Vibrant colors of the Pennsylvanian trees filled her senses, making her rethink all of her past beliefs. Wadad Abed stood, observing the tree, confused about how something so beautiful was rooted in American soil.
“I had to have a real honest conversation with myself,” Abed said. “I remember telling myself: if you cannot see beauty because you put limits on it, then you're heading into real trouble.”
Abed realized that she was afraid of losing her purity. Her identity that she owned for years.
Her purity came from being Palestinian. She came to America when she was nineteen with her whole family — five sisters, two brothers, her mother and father. As a child, her parents told her and her siblings that after school they were going to travel to America for college and job opportunities. Enjoying a different place other than Palestine was different and scary, but from that point on, Abed decided it was time to ‘integrate’.
“I came up with this word, but I had no idea what it entailed,” Abed said. “It just sounded good.” She embarked on the long journey of life, to discover who she actually was.
The years leading up to this moment were lonesome for Abed; she tried to isolate herself and make the world around her seem smaller than it actually was. She didn’t want to lose her Palestinian roots and who she used to be. But, from this point on, she decided it was time to assimilate.
Abed started by looking inward.
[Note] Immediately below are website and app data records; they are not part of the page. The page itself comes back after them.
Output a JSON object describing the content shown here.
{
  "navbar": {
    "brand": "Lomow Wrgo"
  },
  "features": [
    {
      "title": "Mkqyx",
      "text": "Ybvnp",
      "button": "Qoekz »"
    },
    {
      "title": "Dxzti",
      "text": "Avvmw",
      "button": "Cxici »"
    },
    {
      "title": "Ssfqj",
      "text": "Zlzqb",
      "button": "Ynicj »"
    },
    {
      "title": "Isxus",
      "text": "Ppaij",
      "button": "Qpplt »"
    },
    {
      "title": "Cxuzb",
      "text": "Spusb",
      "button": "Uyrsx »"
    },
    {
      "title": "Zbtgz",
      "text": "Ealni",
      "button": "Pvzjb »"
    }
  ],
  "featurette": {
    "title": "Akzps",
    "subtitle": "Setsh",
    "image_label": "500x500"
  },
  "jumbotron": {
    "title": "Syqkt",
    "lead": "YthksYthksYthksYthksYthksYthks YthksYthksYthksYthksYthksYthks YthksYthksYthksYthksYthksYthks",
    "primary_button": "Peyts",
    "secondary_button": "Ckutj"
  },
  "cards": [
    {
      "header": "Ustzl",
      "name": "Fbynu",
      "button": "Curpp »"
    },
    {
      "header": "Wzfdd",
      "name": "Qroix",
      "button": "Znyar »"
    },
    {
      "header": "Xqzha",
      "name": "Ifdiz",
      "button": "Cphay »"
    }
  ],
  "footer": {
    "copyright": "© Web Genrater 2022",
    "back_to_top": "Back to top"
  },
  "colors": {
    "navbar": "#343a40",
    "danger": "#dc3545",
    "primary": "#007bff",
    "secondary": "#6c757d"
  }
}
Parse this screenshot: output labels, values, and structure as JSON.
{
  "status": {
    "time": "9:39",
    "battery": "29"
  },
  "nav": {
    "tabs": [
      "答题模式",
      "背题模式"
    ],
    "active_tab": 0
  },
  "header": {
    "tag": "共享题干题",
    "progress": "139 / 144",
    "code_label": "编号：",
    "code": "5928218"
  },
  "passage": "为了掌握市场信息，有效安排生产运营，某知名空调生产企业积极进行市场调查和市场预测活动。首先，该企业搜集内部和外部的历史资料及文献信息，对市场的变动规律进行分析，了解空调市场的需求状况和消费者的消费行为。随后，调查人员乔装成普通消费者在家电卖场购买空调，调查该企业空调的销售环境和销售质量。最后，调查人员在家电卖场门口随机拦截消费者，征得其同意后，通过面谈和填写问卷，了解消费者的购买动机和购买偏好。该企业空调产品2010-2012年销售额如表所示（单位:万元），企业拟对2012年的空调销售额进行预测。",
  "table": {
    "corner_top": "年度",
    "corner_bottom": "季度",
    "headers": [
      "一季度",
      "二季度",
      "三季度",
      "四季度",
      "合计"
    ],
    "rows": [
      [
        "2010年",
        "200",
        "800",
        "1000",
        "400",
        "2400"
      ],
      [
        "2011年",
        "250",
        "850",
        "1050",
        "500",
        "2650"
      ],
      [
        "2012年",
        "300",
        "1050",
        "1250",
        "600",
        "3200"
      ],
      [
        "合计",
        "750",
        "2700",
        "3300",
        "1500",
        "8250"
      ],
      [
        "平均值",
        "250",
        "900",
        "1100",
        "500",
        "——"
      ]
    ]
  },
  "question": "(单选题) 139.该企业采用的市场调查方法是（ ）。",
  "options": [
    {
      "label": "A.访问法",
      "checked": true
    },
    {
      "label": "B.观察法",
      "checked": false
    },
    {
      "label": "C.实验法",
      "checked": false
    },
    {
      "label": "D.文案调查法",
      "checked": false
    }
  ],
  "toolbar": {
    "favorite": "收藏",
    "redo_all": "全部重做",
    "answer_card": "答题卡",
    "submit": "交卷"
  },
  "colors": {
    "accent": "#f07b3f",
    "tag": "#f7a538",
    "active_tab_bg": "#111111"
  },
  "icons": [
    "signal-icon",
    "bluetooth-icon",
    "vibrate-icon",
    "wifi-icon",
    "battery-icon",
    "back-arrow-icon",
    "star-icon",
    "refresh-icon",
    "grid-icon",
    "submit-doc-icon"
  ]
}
She learned more about what worked for her and what she believed.
“What did I allow myself to be? What are my values? What values should I let go of? What is my fear? Why am I resisting something? Why am I not open? How much do I want to open my heart to?” She found it to be a relentlessly painful process. It’s a continuous back and forth with asking the questions that matter and digging deeper to find that explanation that will leave her satisfied.
Abed created a thought process that worked for her. Some find it helpful to have a friend to talk to about their problems and discoveries. Others go to therapy sessions to dig deeper. Some go through journal after journal writing down every little thing they have to say without the fear of judgment. Instead, Abed listened. Listened to her environment, listened to people. She taught herself to trust her subconscious through this journey.
“The conscious thoughts rationalize the things in your mind and give excuses, the subconscious is honest.”
Abed classifies herself as a very sociable introvert. Abed processes her feelings and opinions privately and deeply rather than burying her irrational thoughts. Instead, she hits all of her thoughts head-on, ignoring the fear that comes with it. “Fear comes with limitations.”
This process of listening to her subconscious is allowing her to be comfortable holding two strange ideas together, as long as they're honest, truthful and authentic to her. More specifically, this has helped her deal with the issues concerning the Palestinian-Israeli conflict. Instead of being stubborn and only believing that she was wronged as a Palestinian, she opened her heart to the humanity. She faced the idea that she doesn’t really believe that there is hate in this world.